It is very disappointing to see that President Barack Obama intends to follow the broken trade agenda of the Clinton and Bush administrations by pushing Congress to approve the Panama Free Trade Agreement.
We have had 15 years of the "NAFTA-based" trade model on which the Panama Agreement is based, and the results are in: America now has a $127 billion annual trade deficit with Mexico, Canada and the other 14 nations with which we have free trade agreements. Since the passage of NAFTA, the U.S. has lost more than 4.5 million manufacturing jobs - more than 364,000 in North Carolina alone.
We're in the worst recession since the Great Depression, unemployment is rising nationwide and is now almost 11 percent in North Carolina.

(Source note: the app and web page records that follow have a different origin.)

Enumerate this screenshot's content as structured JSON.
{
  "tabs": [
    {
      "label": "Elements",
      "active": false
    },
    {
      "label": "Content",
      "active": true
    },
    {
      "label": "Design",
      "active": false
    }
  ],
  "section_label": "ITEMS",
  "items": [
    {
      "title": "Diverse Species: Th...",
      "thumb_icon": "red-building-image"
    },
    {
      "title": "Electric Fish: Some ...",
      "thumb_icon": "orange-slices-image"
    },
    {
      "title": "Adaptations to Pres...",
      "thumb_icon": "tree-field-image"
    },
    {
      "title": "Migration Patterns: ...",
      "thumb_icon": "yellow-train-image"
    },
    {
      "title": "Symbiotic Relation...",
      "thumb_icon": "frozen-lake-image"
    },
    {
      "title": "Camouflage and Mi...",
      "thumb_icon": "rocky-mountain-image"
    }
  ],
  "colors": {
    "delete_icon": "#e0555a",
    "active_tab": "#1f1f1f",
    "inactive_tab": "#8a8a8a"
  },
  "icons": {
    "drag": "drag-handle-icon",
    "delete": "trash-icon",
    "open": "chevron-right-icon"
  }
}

The last thing this country needs is another poorly negotiated "free trade" agreement that will cause more good-paying American jobs to be outsourced but, sadly, if history is any guide, that's exactly what the Panama agreement will do.

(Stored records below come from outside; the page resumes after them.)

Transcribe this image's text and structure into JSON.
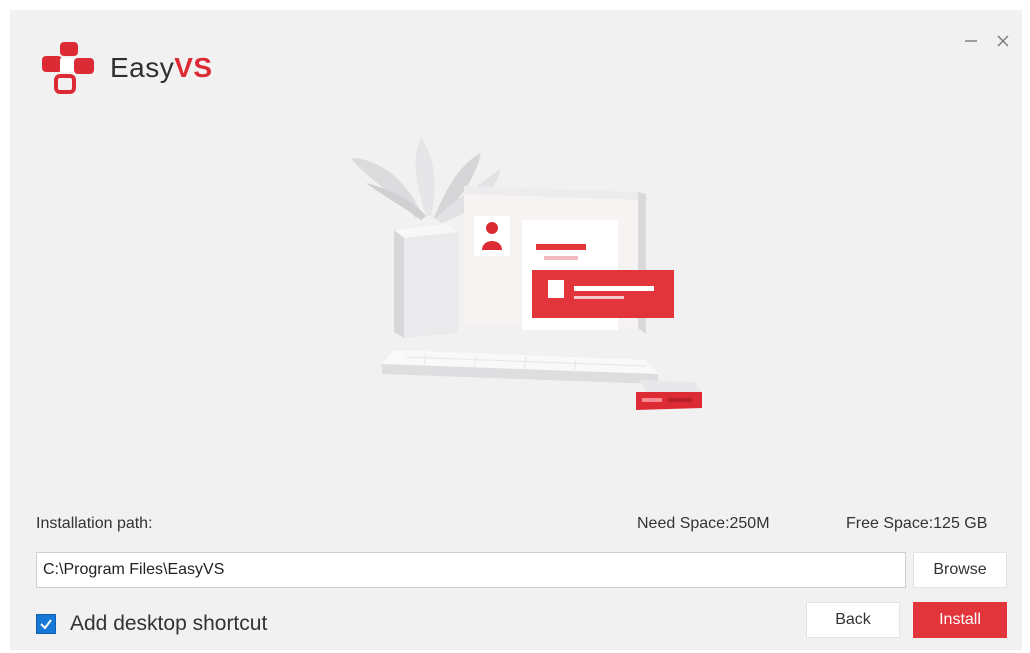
{
  "app": {
    "name_prefix": "Easy",
    "name_suffix": "VS"
  },
  "window_controls": {
    "minimize_icon": "minimize-icon",
    "close_icon": "close-icon"
  },
  "colors": {
    "accent": "#e2343b",
    "background": "#f1f1f2",
    "checkbox": "#1677d6"
  },
  "info": {
    "installation_path_label": "Installation path:",
    "need_space": "Need Space:250M",
    "free_space": "Free Space:125 GB"
  },
  "path_input": {
    "value": "C:\\Program Files\\EasyVS"
  },
  "buttons": {
    "browse": "Browse",
    "back": "Back",
    "install": "Install"
  },
  "shortcut": {
    "label": "Add desktop shortcut",
    "checked": true
  }
}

Why is that the case? One of the primary reasons is that the deal fails to level the playing field for U.S.producers. Let's take one important North Carolina product as an example: seafood.

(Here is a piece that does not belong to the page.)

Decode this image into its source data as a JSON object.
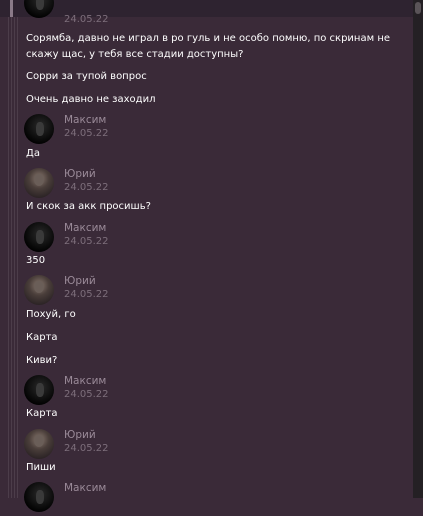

One of the biggest industries on the Outer Banks is commercial fishing. The sector has been hammered by a flood of imports from overseas, including Panama. Panama's No. 1 export to the United States is fish and seafood. They export more than $100 million worth of fish and seafood to the U.S. each year - that's more than 50 times the amount that the U.S. exports to Panama. Their top exports include products that compete with seafood caught by North Carolina fishermen including shrimp and yellow fin tuna. And it's important to keep in mind that Panamanian fishermen are not encumbered by the environmental, safety and labor regulations that U.S.fishermen must abide by.
With the Panamanians already having a huge advantage over U.S. fishermen in terms of balance of trade, one would think that the least U.S. negotiators could insist upon would be a level playing field so our fishermen could have the same ability to access the Panamanian market as their fishermen have to access ours.
Unfortunately, that is not the case. According to the U.S. International Trade Administration, while 100 percent of U.S. fish and seafood imports from Panama would receive duty-free treatment immediately upon implementation of the agreement, only 82 percent of U.S. fish and seafood exports to Panama would receive duty-free treatment immediately upon implementation. Duties on most of the remaining 18 percent of U.S. exports to Panamawould not be eliminated for 10 years!
Now how is that a level playing field? The simple answer is that it's not, and our experience with past trade agreements suggests that the unfortunate result of provisions like this will be the loss of even more U.S. jobs.
Poorly negotiated trade deals like Panama are one of the main reasons our country finds its production base shriveling, our unemployment rolls rising and our economy in shambles.
Passing this agreement as written would be bad for America, especially at this perilous economic time, and I would encourage the Obama Administration to rethink its position before it asks Congress to approve it.